**ACTIVITY**
Read the records that follow and state how many lines hold "code", adding nothing else.

Excerpts from a dataset
┌──

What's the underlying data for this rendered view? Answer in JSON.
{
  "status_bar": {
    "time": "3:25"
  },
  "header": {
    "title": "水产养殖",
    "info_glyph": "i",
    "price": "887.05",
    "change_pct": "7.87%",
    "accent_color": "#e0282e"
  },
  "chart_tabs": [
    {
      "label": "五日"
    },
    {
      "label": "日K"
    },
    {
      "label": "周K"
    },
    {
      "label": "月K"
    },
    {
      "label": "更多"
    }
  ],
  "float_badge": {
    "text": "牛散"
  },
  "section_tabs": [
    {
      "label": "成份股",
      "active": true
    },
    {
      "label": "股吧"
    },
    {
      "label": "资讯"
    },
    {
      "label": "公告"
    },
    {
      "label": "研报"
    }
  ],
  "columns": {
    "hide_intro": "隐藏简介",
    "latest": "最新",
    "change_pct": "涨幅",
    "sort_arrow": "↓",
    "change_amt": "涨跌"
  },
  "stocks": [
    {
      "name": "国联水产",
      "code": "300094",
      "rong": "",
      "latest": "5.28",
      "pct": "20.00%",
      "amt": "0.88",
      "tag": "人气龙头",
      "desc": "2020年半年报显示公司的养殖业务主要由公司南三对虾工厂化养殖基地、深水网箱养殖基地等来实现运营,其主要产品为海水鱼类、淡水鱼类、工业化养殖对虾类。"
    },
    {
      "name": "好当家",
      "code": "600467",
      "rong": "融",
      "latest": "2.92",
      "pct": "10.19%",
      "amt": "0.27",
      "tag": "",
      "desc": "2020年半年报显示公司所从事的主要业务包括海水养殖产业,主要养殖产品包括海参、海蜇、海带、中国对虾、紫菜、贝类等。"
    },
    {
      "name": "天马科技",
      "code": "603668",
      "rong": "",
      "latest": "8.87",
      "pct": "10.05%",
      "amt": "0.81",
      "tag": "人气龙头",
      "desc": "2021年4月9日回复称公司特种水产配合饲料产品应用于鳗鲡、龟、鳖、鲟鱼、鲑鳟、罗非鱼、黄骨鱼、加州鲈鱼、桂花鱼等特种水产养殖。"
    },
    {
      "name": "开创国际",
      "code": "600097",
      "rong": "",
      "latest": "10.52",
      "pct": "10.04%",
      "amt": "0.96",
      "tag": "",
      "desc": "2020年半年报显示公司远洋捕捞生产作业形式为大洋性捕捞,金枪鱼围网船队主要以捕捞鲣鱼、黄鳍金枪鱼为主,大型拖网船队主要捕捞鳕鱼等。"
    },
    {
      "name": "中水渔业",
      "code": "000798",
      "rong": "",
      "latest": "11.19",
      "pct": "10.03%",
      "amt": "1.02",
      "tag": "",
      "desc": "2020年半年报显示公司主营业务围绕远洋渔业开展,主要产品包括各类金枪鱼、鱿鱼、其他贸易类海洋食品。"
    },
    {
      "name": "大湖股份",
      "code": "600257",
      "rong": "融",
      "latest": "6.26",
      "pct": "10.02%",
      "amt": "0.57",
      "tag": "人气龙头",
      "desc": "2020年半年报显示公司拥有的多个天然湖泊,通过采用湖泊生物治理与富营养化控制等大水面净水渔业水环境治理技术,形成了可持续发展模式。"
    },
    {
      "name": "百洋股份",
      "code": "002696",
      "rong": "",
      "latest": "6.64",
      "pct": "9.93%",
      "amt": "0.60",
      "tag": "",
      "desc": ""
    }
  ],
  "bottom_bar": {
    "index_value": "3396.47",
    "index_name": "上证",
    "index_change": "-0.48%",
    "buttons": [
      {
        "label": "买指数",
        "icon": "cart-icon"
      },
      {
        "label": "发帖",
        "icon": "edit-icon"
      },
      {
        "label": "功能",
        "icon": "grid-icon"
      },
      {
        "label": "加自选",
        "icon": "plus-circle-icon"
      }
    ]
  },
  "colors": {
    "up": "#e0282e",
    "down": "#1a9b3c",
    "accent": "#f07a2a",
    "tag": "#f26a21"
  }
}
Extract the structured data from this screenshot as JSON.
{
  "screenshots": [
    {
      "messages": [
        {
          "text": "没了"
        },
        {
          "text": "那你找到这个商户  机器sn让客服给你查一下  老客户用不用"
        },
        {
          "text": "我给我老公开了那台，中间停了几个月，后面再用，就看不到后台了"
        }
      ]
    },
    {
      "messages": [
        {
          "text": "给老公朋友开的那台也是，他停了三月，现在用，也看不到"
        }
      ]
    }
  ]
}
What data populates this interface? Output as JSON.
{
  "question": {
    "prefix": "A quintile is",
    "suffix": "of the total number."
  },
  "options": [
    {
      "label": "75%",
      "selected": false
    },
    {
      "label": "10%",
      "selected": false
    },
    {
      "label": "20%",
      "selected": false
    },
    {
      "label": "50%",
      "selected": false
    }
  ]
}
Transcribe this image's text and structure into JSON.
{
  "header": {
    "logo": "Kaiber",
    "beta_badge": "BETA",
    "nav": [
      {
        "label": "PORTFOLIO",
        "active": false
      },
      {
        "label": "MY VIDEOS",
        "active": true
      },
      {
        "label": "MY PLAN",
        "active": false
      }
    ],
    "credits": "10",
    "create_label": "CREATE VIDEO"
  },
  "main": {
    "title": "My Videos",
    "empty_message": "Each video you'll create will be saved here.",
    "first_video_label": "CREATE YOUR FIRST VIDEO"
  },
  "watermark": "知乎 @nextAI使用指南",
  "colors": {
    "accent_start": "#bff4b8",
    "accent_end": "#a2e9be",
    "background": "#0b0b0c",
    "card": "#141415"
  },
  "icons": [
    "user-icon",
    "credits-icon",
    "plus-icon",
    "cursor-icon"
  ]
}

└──

**ANSWER SPACE**
7